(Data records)
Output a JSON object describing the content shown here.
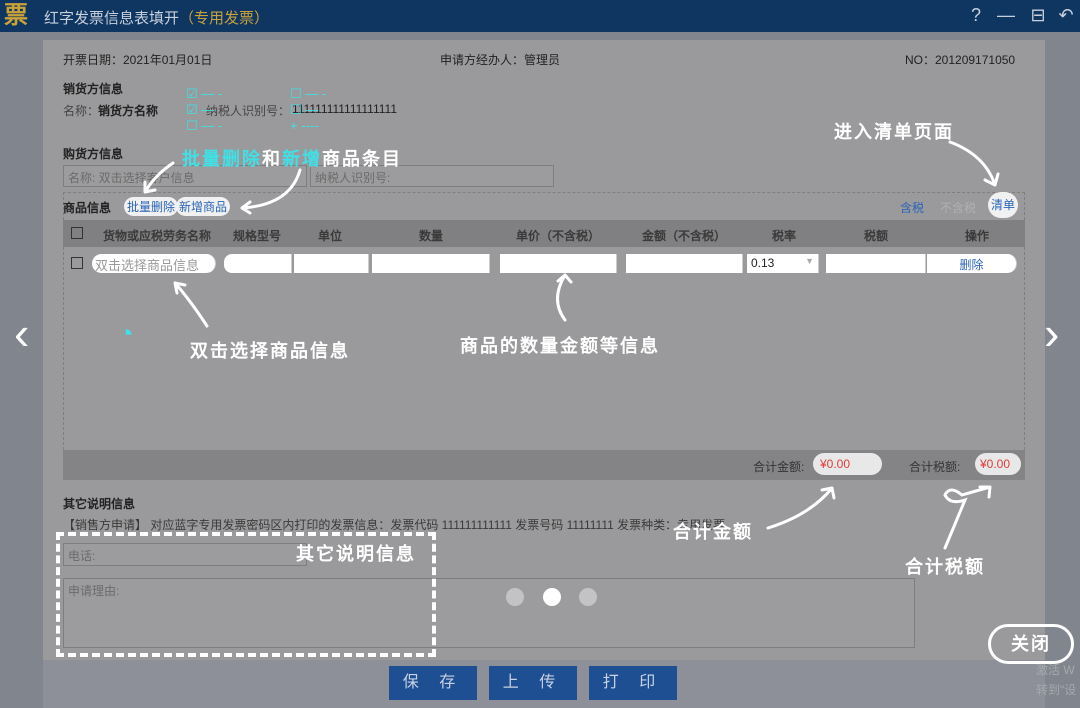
{
  "window": {
    "title": "红字发票信息表填开",
    "title_sub": "（专用发票）",
    "logo": "票",
    "help": "?",
    "minimize": "—",
    "maximize": "⊟",
    "back": "↶"
  },
  "header": {
    "date": "开票日期：2021年01月01日",
    "agent": "申请方经办人：管理员",
    "no": "NO：201209171050"
  },
  "seller": {
    "heading": "销货方信息",
    "name_label": "名称：",
    "name_value": "销货方名称",
    "tax_label": "纳税人识别号：",
    "tax_value": "111111111111111111"
  },
  "buyer": {
    "heading": "购货方信息",
    "name_placeholder": "名称: 双击选择客户信息",
    "tax_placeholder": "纳税人识别号:"
  },
  "goods": {
    "heading": "商品信息",
    "batch_delete": "批量删除",
    "add_item": "新增商品",
    "tax_incl": "含税",
    "tax_excl": "不含税",
    "list": "清单",
    "columns": [
      "货物或应税劳务名称",
      "规格型号",
      "单位",
      "数量",
      "单价（不含税）",
      "金额（不含税）",
      "税率",
      "税额",
      "操作"
    ],
    "row": {
      "name_placeholder": "双击选择商品信息",
      "tax_rate": "0.13",
      "action": "删除"
    },
    "total_amount_label": "合计金额:",
    "total_amount": "¥0.00",
    "total_tax_label": "合计税额:",
    "total_tax": "¥0.00"
  },
  "other": {
    "heading": "其它说明信息",
    "statement": "【销售方申请】 对应蓝字专用发票密码区内打印的发票信息：发票代码 111111111111 发票号码 11111111 发票种类：专用发票",
    "phone_placeholder": "电话:",
    "reason_placeholder": "申请理由:"
  },
  "buttons": {
    "save": "保 存",
    "upload": "上 传",
    "print": "打 印"
  },
  "annotations": {
    "batch_a": "批量删除",
    "and": "和",
    "batch_b": "新增",
    "batch_c": "商品条目",
    "list": "进入清单页面",
    "select": "双击选择商品信息",
    "qty": "商品的数量金额等信息",
    "total_amount": "合计金额",
    "total_tax": "合计税额",
    "other": "其它说明信息",
    "close": "关闭"
  },
  "carousel": {
    "pages": 3,
    "active": 2
  },
  "watermark": [
    "激活 W",
    "转到\"设"
  ],
  "colors": {
    "titlebar": "#0f3561",
    "accent": "#1e4f93",
    "highlight": "#3fe0e6",
    "amount": "#e03b3b"
  }
}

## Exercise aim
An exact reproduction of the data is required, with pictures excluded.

## Reply
Output a JSON object describing the content shown here.
{
  "window": {
    "title": "红字发票信息表填开",
    "title_sub": "（专用发票）",
    "logo": "票",
    "help": "?",
    "minimize": "—",
    "maximize": "⊟",
    "back": "↶"
  },
  "header": {
    "date": "开票日期：2021年01月01日",
    "agent": "申请方经办人：管理员",
    "no": "NO：201209171050"
  },
  "seller": {
    "heading": "销货方信息",
    "name_label": "名称：",
    "name_value": "销货方名称",
    "tax_label": "纳税人识别号：",
    "tax_value": "111111111111111111"
  },
  "buyer": {
    "heading": "购货方信息",
    "name_placeholder": "名称: 双击选择客户信息",
    "tax_placeholder": "纳税人识别号:"
  },
  "goods": {
    "heading": "商品信息",
    "batch_delete": "批量删除",
    "add_item": "新增商品",
    "tax_incl": "含税",
    "tax_excl": "不含税",
    "list": "清单",
    "columns": [
      "货物或应税劳务名称",
      "规格型号",
      "单位",
      "数量",
      "单价（不含税）",
      "金额（不含税）",
      "税率",
      "税额",
      "操作"
    ],
    "row": {
      "name_placeholder": "双击选择商品信息",
      "tax_rate": "0.13",
      "action": "删除"
    },
    "total_amount_label": "合计金额:",
    "total_amount": "¥0.00",
    "total_tax_label": "合计税额:",
    "total_tax": "¥0.00"
  },
  "other": {
    "heading": "其它说明信息",
    "statement": "【销售方申请】 对应蓝字专用发票密码区内打印的发票信息：发票代码 111111111111 发票号码 11111111 发票种类：专用发票",
    "phone_placeholder": "电话:",
    "reason_placeholder": "申请理由:"
  },
  "buttons": {
    "save": "保 存",
    "upload": "上 传",
    "print": "打 印"
  },
  "annotations": {
    "batch_a": "批量删除",
    "and": "和",
    "batch_b": "新增",
    "batch_c": "商品条目",
    "list": "进入清单页面",
    "select": "双击选择商品信息",
    "qty": "商品的数量金额等信息",
    "total_amount": "合计金额",
    "total_tax": "合计税额",
    "other": "其它说明信息",
    "close": "关闭"
  },
  "carousel": {
    "pages": 3,
    "active": 2
  },
  "watermark": [
    "激活 W",
    "转到\"设"
  ],
  "colors": {
    "titlebar": "#0f3561",
    "accent": "#1e4f93",
    "highlight": "#3fe0e6",
    "amount": "#e03b3b"
  }
}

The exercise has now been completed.